Blue Cross NC plans to cut ACA premiums by 4% on average for 2024

At a time when inflation seems to be on the nation’s radar, it’s no surprise that Blue Cross and Blue Shield of North Carolina would tout that members in the healthcare plans it offers in the Affordable Care Act (ACA) marketplace will actually see their premiums decrease by 4% in 2024 compared to this year.

The rates, approved by the North Carolina Department of Insurance, “will lower total premiums by an estimated $130 million and reflects Blue Cross NC’s commitment to creating sustainable health plans that are more affordable for all,” according to a Blue Cross NC press release.

Tunde Sotunde, M.D., CEO and president of Blue Cross NC, said in the press release that “our rates for an individual ACA health plan are actually 5% lower than they were in 2018, despite the rising costs of healthcare and overall inflation in the U.S. As the only not-for-profit insurer in all 100 counties of the state, we are bringing savings directly to our members to make their healthcare more affordable.”

The cost of members’ collective medical and pharmacy claims determines premium rates, and they can vary depending on location, members’ ages or what plan they belong to. The amount of federal subsidies also matter, and the Centers for Medicare & Medicaid Services makes that determination for ACA plans each October.

An analysis in July by the American Academy of Actuaries warned about factors that could very well drive up costs for ACA premiums, such as inflation, the end of the COVID public health emergency and exactly how small employers might react to rising healthcare costs.

If more small employers become self-insured—a trend noted in a recent study by the Employee Benefit Research Institute—or small employers seek out other options, such as level-funded plans and purchasing associations, that could increase the morbidity of individuals remaining in the ACA plans and drive up premiums.

However, the study by the American Academy of Actuaries also noted there will be a lot of geographic variability when it comes to premium amounts for ACA plans.

The Blue Cross NC press release said that about 85% of the plan’s “current customers with individual ACA plans qualify for subsidies for their 2024 plans. Subsidies vary by plan and household income. The federal American Rescue Plan Act expanded these subsidies to more individuals, lowering premiums to no more than 8.5% of customers’ household incomes. In 2022, these expanded subsidies were extended for three years, through the federal Inflation Reduction Act.”

Blue Cross NC noted in its press release that while pharmaceutical costs grew 9.4% in 2022, Blue Cross NC held down pharmacy trend for its individual ACA market to 0.7% in 2022 and to 2.9% so far in 2023.

Overall, for Blue Cross NC, drug costs rose 5.1% per member in 2022, which plan officials say was driven by a 9% increase in the cost of specialty drugs. A Blue Cross NC spokesperson told Fierce Healthcare in an email that “this includes a 3.1% increase for fully-insured commercial business and a 9.9% increase for its Medicare Advantage business. Climbing drug costs slowed significantly in 2022, when compared to the 10% increase for drug costs and 15% increase for specialty drug costs in 2021.”

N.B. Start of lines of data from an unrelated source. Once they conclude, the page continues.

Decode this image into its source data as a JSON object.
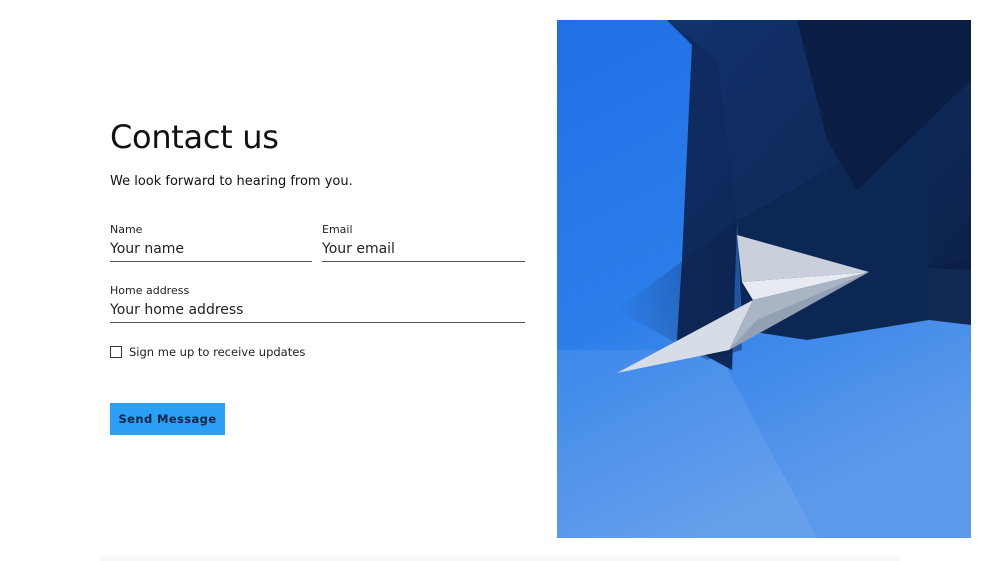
{
  "contact": {
    "title": "Contact us",
    "subtitle": "We look forward to hearing from you."
  },
  "form": {
    "name": {
      "label": "Name",
      "placeholder": "Your name",
      "value": ""
    },
    "email": {
      "label": "Email",
      "placeholder": "Your email",
      "value": ""
    },
    "address": {
      "label": "Home address",
      "placeholder": "Your home address",
      "value": ""
    },
    "updates_checkbox": {
      "label": "Sign me up to receive updates",
      "checked": false
    },
    "submit_label": "Send Message"
  },
  "hero_image": {
    "subject": "paper-plane",
    "colors": {
      "blue": "#2b7fe8",
      "navy": "#0c2550",
      "plane": "#e6eaf0"
    }
  },
  "theme": {
    "button_bg": "#2a9ff5",
    "text": "#1a1a1a"
  }
}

Blue Cross NC officials say that in many areas in the state it collaborates with local health systems in offering plans that feature “a smaller, curated network of high-quality providers, at a lower cost than a similar broad network PPO plan,” according to the press release.

That’s one of the ways it’s battling rising drug costs: collaborating with providers and offering research and communication tools for members while negotiating with drugmakers for lower prices and backing legislation that aims to do that.

“Blue Cross NC works with employers to create comprehensive health plans that include integrated pharmacy benefits, providing simplified, coordinated coverage for employees,” the spokesperson said.

The company intends to continue to offer its Blue Local and Blue Home plans in the Triad, Triangle, and Charlotte regions of the state, with average monthly rates $100 to $200 lower than a similar PPO plan.

The company will also continue to offer its Blue Value plans with rates $70 to $90 lower than a similar plan in the Wilmington, Hickory and Gastonia areas of the state.

The press release stated that “Blue Cross NC will continue offering renewal of what are considered ‘transitional plans’ in 2024, for both individuals and small groups. These are plans purchased between March 2010, when the ACA was signed, and October 2013 when regulations went into effect. Transitional plans do not meet ACA requirements but are allowed by federal law. The plans cannot be sold to new customers.”